LONDON — Maria Sharapova reached up and flicked an over-the-shoulder backhand volley for a winner to wrap up a close-as-can-be first set.
About an hour later, she just as easily swatted away questions from reporters hungry for more juice in her feud with Serena Williams.
‘‘I've said everything that I wanted to say about the issue,’’ the third-seeded Sharapova said Monday after a 7-6 (7-5), 6-3 victory over Kristina Mladenovic. ‘‘Wimbledon started. This is my work. This is my job. I'd really appreciate it if we move on.’’
Indeed, it was time for tennis after a week of buildup that included the back-and-forth between Sharapova and Williams, stemming from comments Williams made in a Rolling Stone magazine interview.
|Don't tell Serena....but here's a nice pic of Maria Sharapova enjoying a kick-about|
Asked if she had, in fact, received that apology, Sharapova responded: ‘‘Yeah, as I just said, I'd really like to move on.’’
Opening her stay at the All England Club on Centre Court, the 2004 champion got off to a slow start. The tiebreaker was jittery, but with the score tied at 5, Sharapova came up with a backhand crosscourt winner, followed by the backhand overhead volley to close out the set. Sharapova broke in the fourth game of the second set and served it out from there.
Williams, who beat Sharapova in the French Open final earlier this month, opens defense of her title Tuesday against Mandy Minella.
When Victoria Azarenka’s right knee gave way, she slid to the slippery turf and began sobbing.
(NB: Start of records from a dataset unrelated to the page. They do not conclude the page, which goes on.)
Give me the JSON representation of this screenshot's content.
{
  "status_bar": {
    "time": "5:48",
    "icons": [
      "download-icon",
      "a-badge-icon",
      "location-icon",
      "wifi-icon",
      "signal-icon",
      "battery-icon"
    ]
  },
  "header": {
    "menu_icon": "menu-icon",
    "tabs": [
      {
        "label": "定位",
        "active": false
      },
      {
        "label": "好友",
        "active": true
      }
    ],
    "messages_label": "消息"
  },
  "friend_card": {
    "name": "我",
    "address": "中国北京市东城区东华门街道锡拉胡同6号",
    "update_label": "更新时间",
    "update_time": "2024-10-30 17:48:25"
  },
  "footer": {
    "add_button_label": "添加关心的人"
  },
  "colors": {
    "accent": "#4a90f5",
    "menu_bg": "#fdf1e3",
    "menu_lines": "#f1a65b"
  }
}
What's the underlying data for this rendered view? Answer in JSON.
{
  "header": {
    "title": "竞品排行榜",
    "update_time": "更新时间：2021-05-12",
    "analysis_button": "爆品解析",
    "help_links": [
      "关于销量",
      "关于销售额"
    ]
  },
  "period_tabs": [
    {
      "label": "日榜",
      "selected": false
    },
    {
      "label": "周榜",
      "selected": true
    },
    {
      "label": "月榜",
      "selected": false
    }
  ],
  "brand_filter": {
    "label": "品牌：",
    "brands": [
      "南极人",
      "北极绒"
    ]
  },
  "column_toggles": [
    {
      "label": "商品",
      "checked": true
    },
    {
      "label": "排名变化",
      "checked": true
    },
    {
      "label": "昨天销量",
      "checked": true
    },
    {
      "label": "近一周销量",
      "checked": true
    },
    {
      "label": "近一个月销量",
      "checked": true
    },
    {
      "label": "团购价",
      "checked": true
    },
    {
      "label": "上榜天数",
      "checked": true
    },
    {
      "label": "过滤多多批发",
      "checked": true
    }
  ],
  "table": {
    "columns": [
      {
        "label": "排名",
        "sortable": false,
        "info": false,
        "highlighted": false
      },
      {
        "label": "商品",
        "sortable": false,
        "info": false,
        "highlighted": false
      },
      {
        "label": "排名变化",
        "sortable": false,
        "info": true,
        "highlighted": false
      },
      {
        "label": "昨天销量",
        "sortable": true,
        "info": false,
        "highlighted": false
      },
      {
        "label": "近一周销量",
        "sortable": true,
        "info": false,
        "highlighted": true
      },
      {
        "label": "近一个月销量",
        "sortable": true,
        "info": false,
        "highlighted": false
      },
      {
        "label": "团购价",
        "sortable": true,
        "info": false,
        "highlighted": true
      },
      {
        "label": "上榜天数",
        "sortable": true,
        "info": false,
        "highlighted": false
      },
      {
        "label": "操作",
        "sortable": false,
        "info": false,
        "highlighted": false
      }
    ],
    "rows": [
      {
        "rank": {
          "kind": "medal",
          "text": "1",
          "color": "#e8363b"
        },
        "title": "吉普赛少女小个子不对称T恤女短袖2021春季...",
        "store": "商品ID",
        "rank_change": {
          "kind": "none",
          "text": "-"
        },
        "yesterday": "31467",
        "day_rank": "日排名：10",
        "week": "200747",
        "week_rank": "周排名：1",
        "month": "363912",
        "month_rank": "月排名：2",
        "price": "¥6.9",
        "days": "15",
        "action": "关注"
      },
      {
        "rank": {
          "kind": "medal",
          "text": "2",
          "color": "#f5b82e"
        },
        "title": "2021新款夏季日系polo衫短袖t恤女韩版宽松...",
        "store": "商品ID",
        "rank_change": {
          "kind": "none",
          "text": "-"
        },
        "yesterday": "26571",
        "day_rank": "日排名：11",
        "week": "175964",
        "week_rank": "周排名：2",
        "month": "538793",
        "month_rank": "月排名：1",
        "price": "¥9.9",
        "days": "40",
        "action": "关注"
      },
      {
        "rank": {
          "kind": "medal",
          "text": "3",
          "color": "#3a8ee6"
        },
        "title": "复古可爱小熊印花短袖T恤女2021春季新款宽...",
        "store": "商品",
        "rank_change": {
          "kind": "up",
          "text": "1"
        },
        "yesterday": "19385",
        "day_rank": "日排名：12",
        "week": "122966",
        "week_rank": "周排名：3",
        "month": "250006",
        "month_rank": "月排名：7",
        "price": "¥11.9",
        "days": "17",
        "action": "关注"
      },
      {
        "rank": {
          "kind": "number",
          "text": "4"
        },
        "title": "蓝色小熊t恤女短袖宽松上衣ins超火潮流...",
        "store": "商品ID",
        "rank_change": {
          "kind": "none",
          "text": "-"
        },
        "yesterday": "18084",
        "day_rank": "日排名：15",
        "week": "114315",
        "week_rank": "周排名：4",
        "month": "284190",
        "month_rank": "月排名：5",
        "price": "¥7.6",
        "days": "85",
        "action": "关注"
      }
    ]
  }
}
The No. 2 seed closed out her 6-1, 6-2 victory over Maria Joao Koehler after tumbling near the baseline and injuring her right knee in the second game of the second set.
After a visit from the trainer that lasted about 10 minutes, Azarenka played the rest of the match with a heavy wrap on her right knee. She was limping noticeably and winced after several points.
But Koehler, making her Wimbledon debut, did not have the power or consistency to make Azarenka pay for her diminished mobility. Azarenka won the match easily despite struggling with her serve, finishing with nine double-faults.
Sloane Stephens took only 62 minutes to brush aside fellow American Jamie Hampton, 6-3, 6-3, then renewed one of her favorite traditions — a trip to a nearby Indian restaurant for dinner. ‘‘We need to speed this up,’’ Stephens said in her postmatch interview. ‘‘Normally I get the chicken tikka masala, but the last two nights I've got the chicken korma.’’ Stephens was a bright spot on an otherwise disappointing day for the American women. Seven of them lost their first-round matches. The only two to advance — Stephens and Christina McHale — were pitted against other Americans . . . Playing in her first grass court tournament as a professional, Monica Puig produced the first upset by defeating the fifth-seeded Sara Errani, 6-3, 6-2. Puig, 19, made her Grand Slam debut this year at the French Open, where she became the first woman from Puerto Rico to reach the third round. Errani, who had reached the semifinals or better at three of the last five Grand Slams, withdrew from last week’s warm-up at Eastbourne with a leg injury.
Hewitt shows form
An Aussie fan dressed in yellow and green rushed down to where Lleyton Hewitt was signing autographs and handed his cap to the former Wimbledon champion. Hewitt grabbed the hat, placed it backward on his head, and kept walking down the line. Yes, for at least one day, this felt like old times — the 2002 champion taking what he wanted at the All England Club and getting nothing but cheers in return. Hewitt, 32, defeated 11th-seeded Stanislas Wawrinka, 6-4, 7-5, 6-3, for his first win in a Grand Slam this year. Hewitt, ranked 70th, says he’s feeling good again after radical fusion surgery on his left big toe that several doctors said would end his career . . . Defending champion Roger Federer started his quest for an eighth Wimbledon title with a 6-3, 6-2, 6-0, win over Victor Hanescu in 68 minutes.